● **What the exercise asks**: Please report how many lines in the records below contain the word "footer", giving only that number.

Dataset items:
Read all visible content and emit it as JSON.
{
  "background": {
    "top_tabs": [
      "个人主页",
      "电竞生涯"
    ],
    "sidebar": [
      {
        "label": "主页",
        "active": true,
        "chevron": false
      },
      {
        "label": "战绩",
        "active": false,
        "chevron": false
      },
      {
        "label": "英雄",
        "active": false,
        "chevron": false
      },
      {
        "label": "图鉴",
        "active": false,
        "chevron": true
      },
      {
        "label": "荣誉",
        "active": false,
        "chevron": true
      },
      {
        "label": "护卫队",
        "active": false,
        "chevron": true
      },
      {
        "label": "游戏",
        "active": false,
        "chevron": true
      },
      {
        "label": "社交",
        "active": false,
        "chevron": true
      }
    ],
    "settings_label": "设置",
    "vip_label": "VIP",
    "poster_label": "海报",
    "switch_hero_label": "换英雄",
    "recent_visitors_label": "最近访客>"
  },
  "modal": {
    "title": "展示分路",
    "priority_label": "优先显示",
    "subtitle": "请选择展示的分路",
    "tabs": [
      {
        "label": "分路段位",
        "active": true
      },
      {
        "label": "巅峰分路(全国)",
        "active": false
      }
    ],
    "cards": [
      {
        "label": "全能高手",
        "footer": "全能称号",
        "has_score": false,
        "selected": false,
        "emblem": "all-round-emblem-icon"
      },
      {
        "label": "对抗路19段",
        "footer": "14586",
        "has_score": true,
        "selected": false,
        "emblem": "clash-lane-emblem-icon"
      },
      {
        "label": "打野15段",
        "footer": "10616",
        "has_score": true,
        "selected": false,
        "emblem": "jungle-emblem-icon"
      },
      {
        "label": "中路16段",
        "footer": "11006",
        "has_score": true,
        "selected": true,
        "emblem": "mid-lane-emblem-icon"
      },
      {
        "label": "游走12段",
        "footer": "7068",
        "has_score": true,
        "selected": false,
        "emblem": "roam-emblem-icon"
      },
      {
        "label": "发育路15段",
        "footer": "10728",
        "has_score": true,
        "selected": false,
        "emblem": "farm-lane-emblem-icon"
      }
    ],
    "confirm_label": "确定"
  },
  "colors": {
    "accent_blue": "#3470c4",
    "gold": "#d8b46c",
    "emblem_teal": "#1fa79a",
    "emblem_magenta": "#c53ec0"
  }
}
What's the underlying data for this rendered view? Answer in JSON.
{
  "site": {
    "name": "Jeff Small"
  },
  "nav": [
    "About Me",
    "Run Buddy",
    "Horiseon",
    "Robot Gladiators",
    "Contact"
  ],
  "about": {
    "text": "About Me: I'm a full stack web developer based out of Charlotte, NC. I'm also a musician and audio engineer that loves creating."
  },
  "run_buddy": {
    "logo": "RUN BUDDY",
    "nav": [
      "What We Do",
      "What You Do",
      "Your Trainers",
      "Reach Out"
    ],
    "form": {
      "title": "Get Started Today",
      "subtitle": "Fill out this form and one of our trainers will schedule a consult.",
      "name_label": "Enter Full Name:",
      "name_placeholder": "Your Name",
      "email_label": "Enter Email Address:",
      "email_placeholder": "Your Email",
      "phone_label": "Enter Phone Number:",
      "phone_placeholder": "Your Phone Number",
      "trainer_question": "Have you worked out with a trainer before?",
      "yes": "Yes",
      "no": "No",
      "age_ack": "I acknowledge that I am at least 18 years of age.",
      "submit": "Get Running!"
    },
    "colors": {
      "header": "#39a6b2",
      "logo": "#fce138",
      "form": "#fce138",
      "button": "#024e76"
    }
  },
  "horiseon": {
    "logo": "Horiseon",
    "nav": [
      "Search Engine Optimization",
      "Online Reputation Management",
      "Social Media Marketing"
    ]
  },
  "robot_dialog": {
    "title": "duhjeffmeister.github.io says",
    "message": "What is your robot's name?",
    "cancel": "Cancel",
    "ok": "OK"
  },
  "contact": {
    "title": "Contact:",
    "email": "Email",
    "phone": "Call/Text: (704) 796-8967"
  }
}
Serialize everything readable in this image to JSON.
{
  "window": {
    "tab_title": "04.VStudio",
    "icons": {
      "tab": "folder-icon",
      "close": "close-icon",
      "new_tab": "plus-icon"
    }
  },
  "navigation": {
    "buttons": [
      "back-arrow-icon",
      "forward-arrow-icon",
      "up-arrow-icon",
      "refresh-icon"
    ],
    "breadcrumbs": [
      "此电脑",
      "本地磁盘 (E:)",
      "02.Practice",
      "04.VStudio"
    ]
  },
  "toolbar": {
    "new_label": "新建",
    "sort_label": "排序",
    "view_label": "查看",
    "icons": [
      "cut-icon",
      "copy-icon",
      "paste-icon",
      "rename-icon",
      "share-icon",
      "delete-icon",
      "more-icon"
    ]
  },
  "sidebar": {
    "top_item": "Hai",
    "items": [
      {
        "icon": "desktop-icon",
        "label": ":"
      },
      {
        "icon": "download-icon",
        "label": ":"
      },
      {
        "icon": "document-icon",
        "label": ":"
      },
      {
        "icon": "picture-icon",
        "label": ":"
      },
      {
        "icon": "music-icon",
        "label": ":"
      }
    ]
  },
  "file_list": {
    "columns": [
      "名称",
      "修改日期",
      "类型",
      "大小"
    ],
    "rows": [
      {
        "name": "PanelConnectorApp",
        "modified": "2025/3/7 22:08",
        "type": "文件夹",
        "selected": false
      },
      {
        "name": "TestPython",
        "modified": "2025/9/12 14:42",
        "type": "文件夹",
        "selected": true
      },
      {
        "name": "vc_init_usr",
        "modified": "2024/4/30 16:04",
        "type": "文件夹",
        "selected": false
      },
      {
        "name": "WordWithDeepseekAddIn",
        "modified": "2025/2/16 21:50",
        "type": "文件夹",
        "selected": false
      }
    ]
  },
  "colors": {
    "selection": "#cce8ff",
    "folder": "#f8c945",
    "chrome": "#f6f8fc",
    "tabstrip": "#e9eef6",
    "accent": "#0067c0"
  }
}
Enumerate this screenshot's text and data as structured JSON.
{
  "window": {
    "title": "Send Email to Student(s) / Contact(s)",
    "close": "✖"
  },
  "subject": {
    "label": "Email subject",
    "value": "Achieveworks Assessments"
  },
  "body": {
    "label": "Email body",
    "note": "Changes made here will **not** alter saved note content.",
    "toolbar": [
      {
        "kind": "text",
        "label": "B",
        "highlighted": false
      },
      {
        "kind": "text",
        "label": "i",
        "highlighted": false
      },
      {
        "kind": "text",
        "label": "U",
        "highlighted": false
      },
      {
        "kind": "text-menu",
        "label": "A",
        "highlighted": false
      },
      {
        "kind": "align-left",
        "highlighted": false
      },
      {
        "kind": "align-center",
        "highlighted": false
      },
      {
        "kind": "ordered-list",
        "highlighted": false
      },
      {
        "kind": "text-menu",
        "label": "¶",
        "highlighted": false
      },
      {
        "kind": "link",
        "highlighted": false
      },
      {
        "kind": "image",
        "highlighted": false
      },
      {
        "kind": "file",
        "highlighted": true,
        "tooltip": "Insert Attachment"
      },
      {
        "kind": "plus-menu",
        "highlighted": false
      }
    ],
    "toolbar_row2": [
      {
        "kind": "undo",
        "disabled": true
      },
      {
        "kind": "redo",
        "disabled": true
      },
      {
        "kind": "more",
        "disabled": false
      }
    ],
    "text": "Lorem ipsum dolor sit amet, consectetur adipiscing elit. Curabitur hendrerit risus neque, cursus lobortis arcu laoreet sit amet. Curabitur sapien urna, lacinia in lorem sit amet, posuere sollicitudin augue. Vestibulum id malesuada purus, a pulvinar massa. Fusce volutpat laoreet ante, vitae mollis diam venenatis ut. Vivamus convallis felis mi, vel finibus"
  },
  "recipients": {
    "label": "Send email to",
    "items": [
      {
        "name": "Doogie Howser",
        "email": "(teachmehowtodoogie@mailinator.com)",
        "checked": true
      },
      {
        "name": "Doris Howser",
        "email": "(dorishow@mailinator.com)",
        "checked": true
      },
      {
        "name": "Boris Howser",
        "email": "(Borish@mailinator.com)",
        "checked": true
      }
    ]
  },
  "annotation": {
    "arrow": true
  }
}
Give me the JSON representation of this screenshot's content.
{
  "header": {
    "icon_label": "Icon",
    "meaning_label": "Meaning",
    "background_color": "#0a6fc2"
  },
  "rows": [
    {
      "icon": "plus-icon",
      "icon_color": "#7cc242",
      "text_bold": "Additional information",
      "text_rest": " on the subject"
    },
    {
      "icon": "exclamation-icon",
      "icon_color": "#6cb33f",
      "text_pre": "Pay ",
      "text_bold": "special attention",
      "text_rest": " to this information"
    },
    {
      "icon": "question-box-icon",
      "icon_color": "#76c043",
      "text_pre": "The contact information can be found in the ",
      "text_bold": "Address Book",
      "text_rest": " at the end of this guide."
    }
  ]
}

● **Response area**: 6